We then took a reed boat to the capital of the islands, Hanan Pacha:
And the following is what felt like walking on the reeds. It’s definitely a weird experience as you will see!
In the afternoon, we went to the market in Puno to buy some food for the evening, and we stumbled upon a funny thing, a quail egg seller; auto-sufficient with the quails, their eggs and hot water to boil the eggs! How great is that?? I just hope the quails are transferred to a bigger cage at night…
In the evening, we finally took a …14 hour bus ride to Cuzco (because there are political tensions causing the normal road to be blocked). Overall, we did 23 hours of travel to get from Copacabana to Cuzco, instead of the normal 10. Incredible, huh? Anyway, we arrived this morning, and are now in a beautiful hostel, 10 minutes walk from the center! (And they offer free pancakes for breakfast. YES!) This week will be the Sun festival, which is an Inca solstice celebration – the biggest festival of the year in Cuzco. More news soon!
June 21st, 2011 at 12:47 am
wow… quelle aventure. J’espère que ce sera la dernière de cette envergure.
June 24th, 2011 at 2:45 pm
Es todavia un placer de leerles.
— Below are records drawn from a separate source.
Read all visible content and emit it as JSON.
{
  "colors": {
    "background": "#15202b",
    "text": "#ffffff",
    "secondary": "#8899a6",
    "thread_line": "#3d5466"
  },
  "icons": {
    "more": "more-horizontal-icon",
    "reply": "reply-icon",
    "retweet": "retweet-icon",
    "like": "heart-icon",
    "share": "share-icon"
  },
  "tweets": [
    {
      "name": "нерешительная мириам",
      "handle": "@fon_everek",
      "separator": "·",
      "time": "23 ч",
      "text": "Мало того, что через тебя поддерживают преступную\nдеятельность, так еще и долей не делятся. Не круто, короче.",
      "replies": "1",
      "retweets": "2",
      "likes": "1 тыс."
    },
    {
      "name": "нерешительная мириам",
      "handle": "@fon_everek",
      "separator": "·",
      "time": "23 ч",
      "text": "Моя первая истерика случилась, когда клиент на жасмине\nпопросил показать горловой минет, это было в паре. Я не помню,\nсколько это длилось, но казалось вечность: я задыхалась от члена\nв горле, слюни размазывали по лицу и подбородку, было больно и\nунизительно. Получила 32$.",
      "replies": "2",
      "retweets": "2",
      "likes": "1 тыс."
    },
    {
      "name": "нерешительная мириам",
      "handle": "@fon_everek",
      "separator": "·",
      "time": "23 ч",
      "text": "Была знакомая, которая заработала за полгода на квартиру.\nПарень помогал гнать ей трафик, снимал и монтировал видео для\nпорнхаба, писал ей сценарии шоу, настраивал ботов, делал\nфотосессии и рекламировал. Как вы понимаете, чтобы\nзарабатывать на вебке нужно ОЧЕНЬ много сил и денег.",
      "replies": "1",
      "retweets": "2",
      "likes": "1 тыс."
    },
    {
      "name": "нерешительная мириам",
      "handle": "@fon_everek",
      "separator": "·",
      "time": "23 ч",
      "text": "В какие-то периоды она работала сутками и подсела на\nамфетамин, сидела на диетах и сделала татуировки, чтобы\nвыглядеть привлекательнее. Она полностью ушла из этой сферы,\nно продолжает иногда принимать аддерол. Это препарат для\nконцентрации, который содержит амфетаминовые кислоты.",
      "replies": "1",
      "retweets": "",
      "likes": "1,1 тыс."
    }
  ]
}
Que aventura para entrar en Peru !
Pasen una buena fiesta national de la St-Jean. Aqui, lluve.
Yvon y Andree